I now have just about one week left in Syria before I come home for the summer. First I shall be staying at Brian’s place in London before my flight to Pittsburgh on June 10th.
On Sunday I taught my final lessons at the two institutes. My students decided to throw a small party to show their appreciation and it was very nice to get such positive feedback from the students. All of them are eagerly awaiting my return in the summer and I look forward to continuing teaching at both institutes from around July 17th – October 1st (about two and a half months).
My plan is to find a nice apartment for myself in the Damascus suburb, Jaramana, where I first lived at the beginning of my stay in Syria and where most of my students are based. It is a particularly interesting part of Damascus because of the wide variety of people living there, which include Muslims (Sunni, Shiite and Alawy), Christians (Protestant, Catholic and Orthodox) and Druze (or al-MouwaHidoun), from various parts of Syria, particularly from the south-east area of Asweide’, and there are also many refugees from Palestine and Iraq.
It has definitely been an interesting 246 days or so to say the least. Sometimes it has been very hard, being so far from home and adjusting to what feels like a different world. But other times I have had the time of my life. I have felt myself change over the last nine months, learning a lot of new skills, becoming more street smart, and learning more about how to deal with the real world – outside of the “Durham bubble”.
At the beginning of our academic year here we were all thrown in the deep end. I arrived at the end of August last year in the blazing summer sun, with just one change of clothes, my laptop, some books and a week’s hotel reservation at the “Damascus Hostel”. It was then up to us to rent a place, trying not to get scammed with tourist prices, and all of that in sketchy Arabic. Not forgetting having to deal with adjusting to Damascus food and enduring the “Damascus Stomach” multiple times! It has been a year of firsts – like renting my first apartment and at the same time paying the bills with wages earned from my first proper job (the paper-round I did as a teenager doesn’t count!).
Since arriving I have become intimately familiar with Damascus, like a second home (or third even?) and have become especially familiar with the bus routes throughout the city, having spent an average of two hours a day in the bus travelling to and from the university or work.
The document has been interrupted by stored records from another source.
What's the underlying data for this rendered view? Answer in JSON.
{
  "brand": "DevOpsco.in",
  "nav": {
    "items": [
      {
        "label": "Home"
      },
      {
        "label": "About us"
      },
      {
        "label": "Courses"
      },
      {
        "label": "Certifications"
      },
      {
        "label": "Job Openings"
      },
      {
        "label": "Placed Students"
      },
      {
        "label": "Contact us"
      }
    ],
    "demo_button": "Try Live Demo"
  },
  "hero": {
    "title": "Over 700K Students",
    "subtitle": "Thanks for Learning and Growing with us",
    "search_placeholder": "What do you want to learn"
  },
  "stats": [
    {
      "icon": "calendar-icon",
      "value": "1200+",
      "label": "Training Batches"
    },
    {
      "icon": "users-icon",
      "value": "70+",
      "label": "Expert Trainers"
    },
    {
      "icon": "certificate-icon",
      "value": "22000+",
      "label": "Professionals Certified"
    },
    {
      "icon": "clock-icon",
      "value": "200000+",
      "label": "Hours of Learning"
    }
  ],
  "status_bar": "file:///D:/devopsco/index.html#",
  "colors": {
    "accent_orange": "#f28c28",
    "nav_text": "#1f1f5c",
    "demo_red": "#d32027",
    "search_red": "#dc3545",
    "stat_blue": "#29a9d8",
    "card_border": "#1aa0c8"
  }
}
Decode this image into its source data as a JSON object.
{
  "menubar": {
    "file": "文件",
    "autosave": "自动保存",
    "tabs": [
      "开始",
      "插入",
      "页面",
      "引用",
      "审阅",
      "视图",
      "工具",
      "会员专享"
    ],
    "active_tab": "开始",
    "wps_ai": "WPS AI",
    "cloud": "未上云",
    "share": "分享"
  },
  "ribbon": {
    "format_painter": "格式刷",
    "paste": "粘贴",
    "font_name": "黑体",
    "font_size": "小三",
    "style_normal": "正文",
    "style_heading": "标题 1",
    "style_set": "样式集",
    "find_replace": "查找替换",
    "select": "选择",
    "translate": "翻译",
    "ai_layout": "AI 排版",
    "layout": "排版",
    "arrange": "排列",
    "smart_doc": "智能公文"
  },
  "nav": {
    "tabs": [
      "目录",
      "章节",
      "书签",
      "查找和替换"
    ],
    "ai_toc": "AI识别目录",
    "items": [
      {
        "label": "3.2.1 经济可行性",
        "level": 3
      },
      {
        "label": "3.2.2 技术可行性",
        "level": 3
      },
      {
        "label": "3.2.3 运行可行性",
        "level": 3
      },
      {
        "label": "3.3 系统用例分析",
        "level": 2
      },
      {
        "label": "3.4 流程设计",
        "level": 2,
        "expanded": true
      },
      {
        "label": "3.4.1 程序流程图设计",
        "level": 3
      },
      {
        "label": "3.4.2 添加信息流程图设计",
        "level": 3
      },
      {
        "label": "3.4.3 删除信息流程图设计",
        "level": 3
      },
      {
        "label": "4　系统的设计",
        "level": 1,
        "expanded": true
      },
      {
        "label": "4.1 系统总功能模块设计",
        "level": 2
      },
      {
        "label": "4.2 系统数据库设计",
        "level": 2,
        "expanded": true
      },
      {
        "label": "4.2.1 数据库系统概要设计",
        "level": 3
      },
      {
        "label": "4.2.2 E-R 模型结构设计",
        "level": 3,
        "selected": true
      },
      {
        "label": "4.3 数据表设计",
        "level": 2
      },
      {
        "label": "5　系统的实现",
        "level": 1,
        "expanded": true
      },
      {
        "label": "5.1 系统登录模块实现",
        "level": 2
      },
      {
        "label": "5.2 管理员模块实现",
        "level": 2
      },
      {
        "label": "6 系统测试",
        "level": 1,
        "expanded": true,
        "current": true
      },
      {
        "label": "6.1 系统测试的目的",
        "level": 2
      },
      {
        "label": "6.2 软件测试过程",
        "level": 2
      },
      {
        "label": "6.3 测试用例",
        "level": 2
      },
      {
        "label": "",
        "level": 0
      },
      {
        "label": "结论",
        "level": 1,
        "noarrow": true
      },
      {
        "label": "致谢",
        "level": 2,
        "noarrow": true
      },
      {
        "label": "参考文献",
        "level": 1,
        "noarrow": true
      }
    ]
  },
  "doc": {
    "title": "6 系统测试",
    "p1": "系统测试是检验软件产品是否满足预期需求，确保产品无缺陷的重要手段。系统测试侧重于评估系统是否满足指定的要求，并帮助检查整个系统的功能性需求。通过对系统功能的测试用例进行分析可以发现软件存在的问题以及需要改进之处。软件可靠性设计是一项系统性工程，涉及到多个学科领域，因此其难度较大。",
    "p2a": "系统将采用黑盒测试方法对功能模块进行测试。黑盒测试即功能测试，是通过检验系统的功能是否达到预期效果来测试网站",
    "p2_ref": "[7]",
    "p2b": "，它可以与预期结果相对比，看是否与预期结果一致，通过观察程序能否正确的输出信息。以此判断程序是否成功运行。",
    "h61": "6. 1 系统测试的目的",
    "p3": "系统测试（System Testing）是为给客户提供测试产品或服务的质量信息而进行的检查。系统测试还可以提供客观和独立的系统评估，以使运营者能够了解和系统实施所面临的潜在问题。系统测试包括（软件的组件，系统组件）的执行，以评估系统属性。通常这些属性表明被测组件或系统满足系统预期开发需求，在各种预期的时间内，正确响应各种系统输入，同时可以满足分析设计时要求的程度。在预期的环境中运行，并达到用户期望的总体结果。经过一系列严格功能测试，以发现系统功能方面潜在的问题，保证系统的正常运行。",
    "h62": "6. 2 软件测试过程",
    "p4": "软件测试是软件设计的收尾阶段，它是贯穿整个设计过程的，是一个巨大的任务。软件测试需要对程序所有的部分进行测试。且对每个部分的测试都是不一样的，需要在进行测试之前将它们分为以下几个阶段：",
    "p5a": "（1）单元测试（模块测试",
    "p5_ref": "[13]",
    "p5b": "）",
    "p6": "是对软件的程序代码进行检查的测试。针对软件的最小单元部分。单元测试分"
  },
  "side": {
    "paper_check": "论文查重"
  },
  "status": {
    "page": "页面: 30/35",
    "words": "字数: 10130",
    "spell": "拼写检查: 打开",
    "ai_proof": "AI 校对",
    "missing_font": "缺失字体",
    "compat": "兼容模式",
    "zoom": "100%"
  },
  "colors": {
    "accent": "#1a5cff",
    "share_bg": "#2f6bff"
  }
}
I have met a wide variety of people, from different cultural and religious backgrounds and have learned a great deal about the Eastern mindset. I feel that there is still a tremendous amount to learn from the East and I look forward to continuing my Persian and Arabic, as well as continuing my Islamic Studies.
The other day I overheard a very pleasant piece of Arabic exchange and once again learned a little bit more about the Arab culture. I was in a shop and overheard the shop keeper ask another man, who had been placing various items to buy on the shop counter, if there was anything else that he wished (in Arabic: “gheyro?”), and the man’s response was simply “salaamtak”, which means “your peace/health”. I thought that was so cool. When do you ever hear a shopkeeper in the England or America ask if a person wants anything else and hear the person answer “only your good health”? They also have the same custom here for when someone is leaving the house, for example, and they ask the people in the house as they leave; “do you need anything?” and the response is “only your good health and peace.”
Last Friday I visited the Muslim family with which I have become very good friends over the period of my stay here, and one of the sons, called SaliH (which means “valid, or good in every way” and is the name of one of the children of Adam and Eve according to the Koran) drove me to the top of the highest mountain adjacent to Damascus, called “Qasiyoon Mountain” and showed me the amazing view over the whole city. It seemed like a fitting way to say goodbye to Damascus until the summer. (Unfortunately I didn’t have my camera since I didn’t know beforehand that we would be visiting the mountain. Perhaps I shall go again in the summer and take some photos for you.)